* _Goal of the exercise_
With the images removed, return every line below exactly as it reads.

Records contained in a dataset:
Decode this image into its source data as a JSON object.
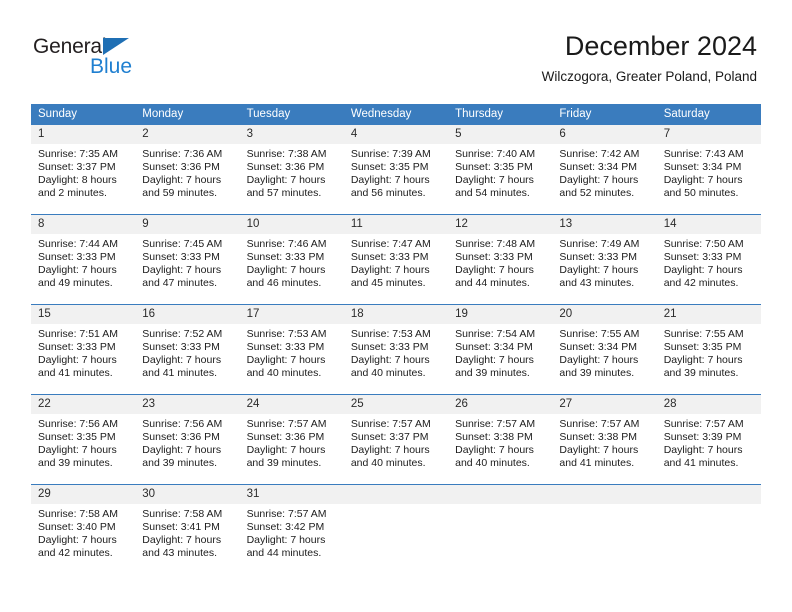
{
  "brand": {
    "name_part1": "General",
    "name_part2": "Blue"
  },
  "header": {
    "title": "December 2024",
    "location": "Wilczogora, Greater Poland, Poland"
  },
  "colors": {
    "header_blue": "#3a7cbe",
    "logo_blue": "#1f7fd0",
    "daynum_bg": "#f1f1f1"
  },
  "weekdays": [
    "Sunday",
    "Monday",
    "Tuesday",
    "Wednesday",
    "Thursday",
    "Friday",
    "Saturday"
  ],
  "weeks": [
    [
      {
        "day": "1",
        "sunrise": "Sunrise: 7:35 AM",
        "sunset": "Sunset: 3:37 PM",
        "daylight1": "Daylight: 8 hours",
        "daylight2": "and 2 minutes."
      },
      {
        "day": "2",
        "sunrise": "Sunrise: 7:36 AM",
        "sunset": "Sunset: 3:36 PM",
        "daylight1": "Daylight: 7 hours",
        "daylight2": "and 59 minutes."
      },
      {
        "day": "3",
        "sunrise": "Sunrise: 7:38 AM",
        "sunset": "Sunset: 3:36 PM",
        "daylight1": "Daylight: 7 hours",
        "daylight2": "and 57 minutes."
      },
      {
        "day": "4",
        "sunrise": "Sunrise: 7:39 AM",
        "sunset": "Sunset: 3:35 PM",
        "daylight1": "Daylight: 7 hours",
        "daylight2": "and 56 minutes."
      },
      {
        "day": "5",
        "sunrise": "Sunrise: 7:40 AM",
        "sunset": "Sunset: 3:35 PM",
        "daylight1": "Daylight: 7 hours",
        "daylight2": "and 54 minutes."
      },
      {
        "day": "6",
        "sunrise": "Sunrise: 7:42 AM",
        "sunset": "Sunset: 3:34 PM",
        "daylight1": "Daylight: 7 hours",
        "daylight2": "and 52 minutes."
      },
      {
        "day": "7",
        "sunrise": "Sunrise: 7:43 AM",
        "sunset": "Sunset: 3:34 PM",
        "daylight1": "Daylight: 7 hours",
        "daylight2": "and 50 minutes."
      }
    ],
    [
      {
        "day": "8",
        "sunrise": "Sunrise: 7:44 AM",
        "sunset": "Sunset: 3:33 PM",
        "daylight1": "Daylight: 7 hours",
        "daylight2": "and 49 minutes."
      },
      {
        "day": "9",
        "sunrise": "Sunrise: 7:45 AM",
        "sunset": "Sunset: 3:33 PM",
        "daylight1": "Daylight: 7 hours",
        "daylight2": "and 47 minutes."
      },
      {
        "day": "10",
        "sunrise": "Sunrise: 7:46 AM",
        "sunset": "Sunset: 3:33 PM",
        "daylight1": "Daylight: 7 hours",
        "daylight2": "and 46 minutes."
      },
      {
        "day": "11",
        "sunrise": "Sunrise: 7:47 AM",
        "sunset": "Sunset: 3:33 PM",
        "daylight1": "Daylight: 7 hours",
        "daylight2": "and 45 minutes."
      },
      {
        "day": "12",
        "sunrise": "Sunrise: 7:48 AM",
        "sunset": "Sunset: 3:33 PM",
        "daylight1": "Daylight: 7 hours",
        "daylight2": "and 44 minutes."
      },
      {
        "day": "13",
        "sunrise": "Sunrise: 7:49 AM",
        "sunset": "Sunset: 3:33 PM",
        "daylight1": "Daylight: 7 hours",
        "daylight2": "and 43 minutes."
      },
      {
        "day": "14",
        "sunrise": "Sunrise: 7:50 AM",
        "sunset": "Sunset: 3:33 PM",
        "daylight1": "Daylight: 7 hours",
        "daylight2": "and 42 minutes."
      }
    ],
    [
      {
        "day": "15",
        "sunrise": "Sunrise: 7:51 AM",
        "sunset": "Sunset: 3:33 PM",
        "daylight1": "Daylight: 7 hours",
        "daylight2": "and 41 minutes."
      },
      {
        "day": "16",
        "sunrise": "Sunrise: 7:52 AM",
        "sunset": "Sunset: 3:33 PM",
        "daylight1": "Daylight: 7 hours",
        "daylight2": "and 41 minutes."
      },
      {
        "day": "17",
        "sunrise": "Sunrise: 7:53 AM",
        "sunset": "Sunset: 3:33 PM",
        "daylight1": "Daylight: 7 hours",
        "daylight2": "and 40 minutes."
      },
      {
        "day": "18",
        "sunrise": "Sunrise: 7:53 AM",
        "sunset": "Sunset: 3:33 PM",
        "daylight1": "Daylight: 7 hours",
        "daylight2": "and 40 minutes."
      },
      {
        "day": "19",
        "sunrise": "Sunrise: 7:54 AM",
        "sunset": "Sunset: 3:34 PM",
        "daylight1": "Daylight: 7 hours",
        "daylight2": "and 39 minutes."
      },
      {
        "day": "20",
        "sunrise": "Sunrise: 7:55 AM",
        "sunset": "Sunset: 3:34 PM",
        "daylight1": "Daylight: 7 hours",
        "daylight2": "and 39 minutes."
      },
      {
        "day": "21",
        "sunrise": "Sunrise: 7:55 AM",
        "sunset": "Sunset: 3:35 PM",
        "daylight1": "Daylight: 7 hours",
        "daylight2": "and 39 minutes."
      }
    ],
    [
      {
        "day": "22",
        "sunrise": "Sunrise: 7:56 AM",
        "sunset": "Sunset: 3:35 PM",
        "daylight1": "Daylight: 7 hours",
        "daylight2": "and 39 minutes."
      },
      {
        "day": "23",
        "sunrise": "Sunrise: 7:56 AM",
        "sunset": "Sunset: 3:36 PM",
        "daylight1": "Daylight: 7 hours",
        "daylight2": "and 39 minutes."
      },
      {
        "day": "24",
        "sunrise": "Sunrise: 7:57 AM",
        "sunset": "Sunset: 3:36 PM",
        "daylight1": "Daylight: 7 hours",
        "daylight2": "and 39 minutes."
      },
      {
        "day": "25",
        "sunrise": "Sunrise: 7:57 AM",
        "sunset": "Sunset: 3:37 PM",
        "daylight1": "Daylight: 7 hours",
        "daylight2": "and 40 minutes."
      },
      {
        "day": "26",
        "sunrise": "Sunrise: 7:57 AM",
        "sunset": "Sunset: 3:38 PM",
        "daylight1": "Daylight: 7 hours",
        "daylight2": "and 40 minutes."
      },
      {
        "day": "27",
        "sunrise": "Sunrise: 7:57 AM",
        "sunset": "Sunset: 3:38 PM",
        "daylight1": "Daylight: 7 hours",
        "daylight2": "and 41 minutes."
      },
      {
        "day": "28",
        "sunrise": "Sunrise: 7:57 AM",
        "sunset": "Sunset: 3:39 PM",
        "daylight1": "Daylight: 7 hours",
        "daylight2": "and 41 minutes."
      }
    ],
    [
      {
        "day": "29",
        "sunrise": "Sunrise: 7:58 AM",
        "sunset": "Sunset: 3:40 PM",
        "daylight1": "Daylight: 7 hours",
        "daylight2": "and 42 minutes."
      },
      {
        "day": "30",
        "sunrise": "Sunrise: 7:58 AM",
        "sunset": "Sunset: 3:41 PM",
        "daylight1": "Daylight: 7 hours",
        "daylight2": "and 43 minutes."
      },
      {
        "day": "31",
        "sunrise": "Sunrise: 7:57 AM",
        "sunset": "Sunset: 3:42 PM",
        "daylight1": "Daylight: 7 hours",
        "daylight2": "and 44 minutes."
      },
      {
        "day": "",
        "sunrise": "",
        "sunset": "",
        "daylight1": "",
        "daylight2": ""
      },
      {
        "day": "",
        "sunrise": "",
        "sunset": "",
        "daylight1": "",
        "daylight2": ""
      },
      {
        "day": "",
        "sunrise": "",
        "sunset": "",
        "daylight1": "",
        "daylight2": ""
      },
      {
        "day": "",
        "sunrise": "",
        "sunset": "",
        "daylight1": "",
        "daylight2": ""
      }
    ]
  ]
}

* _Answer for the task_
Decode this image into its source data as a JSON object.
{
  "brand": {
    "name_part1": "General",
    "name_part2": "Blue"
  },
  "header": {
    "title": "December 2024",
    "location": "Wilczogora, Greater Poland, Poland"
  },
  "colors": {
    "header_blue": "#3a7cbe",
    "logo_blue": "#1f7fd0",
    "daynum_bg": "#f1f1f1"
  },
  "weekdays": [
    "Sunday",
    "Monday",
    "Tuesday",
    "Wednesday",
    "Thursday",
    "Friday",
    "Saturday"
  ],
  "weeks": [
    [
      {
        "day": "1",
        "sunrise": "Sunrise: 7:35 AM",
        "sunset": "Sunset: 3:37 PM",
        "daylight1": "Daylight: 8 hours",
        "daylight2": "and 2 minutes."
      },
      {
        "day": "2",
        "sunrise": "Sunrise: 7:36 AM",
        "sunset": "Sunset: 3:36 PM",
        "daylight1": "Daylight: 7 hours",
        "daylight2": "and 59 minutes."
      },
      {
        "day": "3",
        "sunrise": "Sunrise: 7:38 AM",
        "sunset": "Sunset: 3:36 PM",
        "daylight1": "Daylight: 7 hours",
        "daylight2": "and 57 minutes."
      },
      {
        "day": "4",
        "sunrise": "Sunrise: 7:39 AM",
        "sunset": "Sunset: 3:35 PM",
        "daylight1": "Daylight: 7 hours",
        "daylight2": "and 56 minutes."
      },
      {
        "day": "5",
        "sunrise": "Sunrise: 7:40 AM",
        "sunset": "Sunset: 3:35 PM",
        "daylight1": "Daylight: 7 hours",
        "daylight2": "and 54 minutes."
      },
      {
        "day": "6",
        "sunrise": "Sunrise: 7:42 AM",
        "sunset": "Sunset: 3:34 PM",
        "daylight1": "Daylight: 7 hours",
        "daylight2": "and 52 minutes."
      },
      {
        "day": "7",
        "sunrise": "Sunrise: 7:43 AM",
        "sunset": "Sunset: 3:34 PM",
        "daylight1": "Daylight: 7 hours",
        "daylight2": "and 50 minutes."
      }
    ],
    [
      {
        "day": "8",
        "sunrise": "Sunrise: 7:44 AM",
        "sunset": "Sunset: 3:33 PM",
        "daylight1": "Daylight: 7 hours",
        "daylight2": "and 49 minutes."
      },
      {
        "day": "9",
        "sunrise": "Sunrise: 7:45 AM",
        "sunset": "Sunset: 3:33 PM",
        "daylight1": "Daylight: 7 hours",
        "daylight2": "and 47 minutes."
      },
      {
        "day": "10",
        "sunrise": "Sunrise: 7:46 AM",
        "sunset": "Sunset: 3:33 PM",
        "daylight1": "Daylight: 7 hours",
        "daylight2": "and 46 minutes."
      },
      {
        "day": "11",
        "sunrise": "Sunrise: 7:47 AM",
        "sunset": "Sunset: 3:33 PM",
        "daylight1": "Daylight: 7 hours",
        "daylight2": "and 45 minutes."
      },
      {
        "day": "12",
        "sunrise": "Sunrise: 7:48 AM",
        "sunset": "Sunset: 3:33 PM",
        "daylight1": "Daylight: 7 hours",
        "daylight2": "and 44 minutes."
      },
      {
        "day": "13",
        "sunrise": "Sunrise: 7:49 AM",
        "sunset": "Sunset: 3:33 PM",
        "daylight1": "Daylight: 7 hours",
        "daylight2": "and 43 minutes."
      },
      {
        "day": "14",
        "sunrise": "Sunrise: 7:50 AM",
        "sunset": "Sunset: 3:33 PM",
        "daylight1": "Daylight: 7 hours",
        "daylight2": "and 42 minutes."
      }
    ],
    [
      {
        "day": "15",
        "sunrise": "Sunrise: 7:51 AM",
        "sunset": "Sunset: 3:33 PM",
        "daylight1": "Daylight: 7 hours",
        "daylight2": "and 41 minutes."
      },
      {
        "day": "16",
        "sunrise": "Sunrise: 7:52 AM",
        "sunset": "Sunset: 3:33 PM",
        "daylight1": "Daylight: 7 hours",
        "daylight2": "and 41 minutes."
      },
      {
        "day": "17",
        "sunrise": "Sunrise: 7:53 AM",
        "sunset": "Sunset: 3:33 PM",
        "daylight1": "Daylight: 7 hours",
        "daylight2": "and 40 minutes."
      },
      {
        "day": "18",
        "sunrise": "Sunrise: 7:53 AM",
        "sunset": "Sunset: 3:33 PM",
        "daylight1": "Daylight: 7 hours",
        "daylight2": "and 40 minutes."
      },
      {
        "day": "19",
        "sunrise": "Sunrise: 7:54 AM",
        "sunset": "Sunset: 3:34 PM",
        "daylight1": "Daylight: 7 hours",
        "daylight2": "and 39 minutes."
      },
      {
        "day": "20",
        "sunrise": "Sunrise: 7:55 AM",
        "sunset": "Sunset: 3:34 PM",
        "daylight1": "Daylight: 7 hours",
        "daylight2": "and 39 minutes."
      },
      {
        "day": "21",
        "sunrise": "Sunrise: 7:55 AM",
        "sunset": "Sunset: 3:35 PM",
        "daylight1": "Daylight: 7 hours",
        "daylight2": "and 39 minutes."
      }
    ],
    [
      {
        "day": "22",
        "sunrise": "Sunrise: 7:56 AM",
        "sunset": "Sunset: 3:35 PM",
        "daylight1": "Daylight: 7 hours",
        "daylight2": "and 39 minutes."
      },
      {
        "day": "23",
        "sunrise": "Sunrise: 7:56 AM",
        "sunset": "Sunset: 3:36 PM",
        "daylight1": "Daylight: 7 hours",
        "daylight2": "and 39 minutes."
      },
      {
        "day": "24",
        "sunrise": "Sunrise: 7:57 AM",
        "sunset": "Sunset: 3:36 PM",
        "daylight1": "Daylight: 7 hours",
        "daylight2": "and 39 minutes."
      },
      {
        "day": "25",
        "sunrise": "Sunrise: 7:57 AM",
        "sunset": "Sunset: 3:37 PM",
        "daylight1": "Daylight: 7 hours",
        "daylight2": "and 40 minutes."
      },
      {
        "day": "26",
        "sunrise": "Sunrise: 7:57 AM",
        "sunset": "Sunset: 3:38 PM",
        "daylight1": "Daylight: 7 hours",
        "daylight2": "and 40 minutes."
      },
      {
        "day": "27",
        "sunrise": "Sunrise: 7:57 AM",
        "sunset": "Sunset: 3:38 PM",
        "daylight1": "Daylight: 7 hours",
        "daylight2": "and 41 minutes."
      },
      {
        "day": "28",
        "sunrise": "Sunrise: 7:57 AM",
        "sunset": "Sunset: 3:39 PM",
        "daylight1": "Daylight: 7 hours",
        "daylight2": "and 41 minutes."
      }
    ],
    [
      {
        "day": "29",
        "sunrise": "Sunrise: 7:58 AM",
        "sunset": "Sunset: 3:40 PM",
        "daylight1": "Daylight: 7 hours",
        "daylight2": "and 42 minutes."
      },
      {
        "day": "30",
        "sunrise": "Sunrise: 7:58 AM",
        "sunset": "Sunset: 3:41 PM",
        "daylight1": "Daylight: 7 hours",
        "daylight2": "and 43 minutes."
      },
      {
        "day": "31",
        "sunrise": "Sunrise: 7:57 AM",
        "sunset": "Sunset: 3:42 PM",
        "daylight1": "Daylight: 7 hours",
        "daylight2": "and 44 minutes."
      },
      {
        "day": "",
        "sunrise": "",
        "sunset": "",
        "daylight1": "",
        "daylight2": ""
      },
      {
        "day": "",
        "sunrise": "",
        "sunset": "",
        "daylight1": "",
        "daylight2": ""
      },
      {
        "day": "",
        "sunrise": "",
        "sunset": "",
        "daylight1": "",
        "daylight2": ""
      },
      {
        "day": "",
        "sunrise": "",
        "sunset": "",
        "daylight1": "",
        "daylight2": ""
      }
    ]
  ]
}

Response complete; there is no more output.